Another found good practice is the “SMART Volunteering for Female Migrants” project, which was carried out between January 2018 and December 2019 in collaboration between organizations from six European countries: Spain, Italy, Cyprus, Belgium, France and the United Kingdom. The SMART project is another example of targeting more vulnerable groups of persons, namely, migrant women. It was aimed at the development and implementation of innovative practices that will increase the participation of women in the socio-economic life of their receiving societies and support female migrant entrepreneurship. To achieve that, the project also involved voluntary CSOs/NGOs and organizations from the business sector, analyzing their experience. The inspiring success stories of the participants are available on the SMART’s website.
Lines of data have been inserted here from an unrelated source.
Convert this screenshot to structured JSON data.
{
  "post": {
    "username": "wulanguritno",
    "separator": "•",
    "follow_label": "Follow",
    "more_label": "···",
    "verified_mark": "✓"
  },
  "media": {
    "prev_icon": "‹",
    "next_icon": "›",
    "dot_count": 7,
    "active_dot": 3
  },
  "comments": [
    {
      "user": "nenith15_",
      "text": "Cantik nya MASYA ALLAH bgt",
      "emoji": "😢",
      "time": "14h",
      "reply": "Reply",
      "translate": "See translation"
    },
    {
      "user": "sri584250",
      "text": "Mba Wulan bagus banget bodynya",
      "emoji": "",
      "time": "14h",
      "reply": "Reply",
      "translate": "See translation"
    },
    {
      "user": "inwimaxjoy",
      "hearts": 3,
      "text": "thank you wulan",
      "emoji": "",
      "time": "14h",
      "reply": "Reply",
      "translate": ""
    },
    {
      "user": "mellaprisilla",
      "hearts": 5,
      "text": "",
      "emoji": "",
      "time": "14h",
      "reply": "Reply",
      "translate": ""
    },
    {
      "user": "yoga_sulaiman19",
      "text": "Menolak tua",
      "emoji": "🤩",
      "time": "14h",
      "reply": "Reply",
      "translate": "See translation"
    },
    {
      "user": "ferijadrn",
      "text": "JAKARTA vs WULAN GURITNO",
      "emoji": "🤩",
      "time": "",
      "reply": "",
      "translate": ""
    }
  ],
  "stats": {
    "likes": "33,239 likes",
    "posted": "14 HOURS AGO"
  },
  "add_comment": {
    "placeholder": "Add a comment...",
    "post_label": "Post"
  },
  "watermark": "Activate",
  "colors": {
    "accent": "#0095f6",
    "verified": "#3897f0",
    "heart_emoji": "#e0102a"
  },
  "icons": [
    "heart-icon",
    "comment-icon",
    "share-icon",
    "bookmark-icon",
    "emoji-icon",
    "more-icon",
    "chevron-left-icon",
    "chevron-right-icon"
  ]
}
Speaking about labour market integration via volunteering, in 2016, a social-artistic NGO in the Belgian city of Ghent managed to organize volunteer work for 80 asylum seekers during summer festivals in and around the city. Because of such a success, this initiative was turned into a project called “Refu Interim”, which has become a part of Ghent’s strategy on integration. The Refu Interim helps refugees to find volunteer work in the cultural, social and leisure sectors. In her TED Talk “Bridging the gap between refugees and employers,” project coordinator Farah Laporte explains in detail Refu Interim’s work and discusses the benefits it brings to the local community, employers and newcomers.
To conclude, volunteering activities provide migrants and refugees with benefits that are not always accessible for them in the general integration programs. Of course, volunteerism cannot serve as a basis for the state-run integration policies, but it can be a helpful additional practice, which provides a follow-up mechanism to introductory courses and fosters social inclusion of third-country nationals. Experience has shown that when feeling their help and participation is welcomed. Newcomers become agents of social change and active contributors to their new societies on the same level as native-born citizens. And not to forget, volunteerism has been already recognized as an effective tool for social inclusion and a helpful integration practice in many documents, including reports of the UN agencies and plans of action among different European institutions (e.g., in the EU Action Plan on Integration and Inclusion 2021-2027). Hopefully, in the upcoming years, projects related to migrant volunteerism will receive solid support from the EU and national governments, which will eventually lead to better integration results and actual inclusion.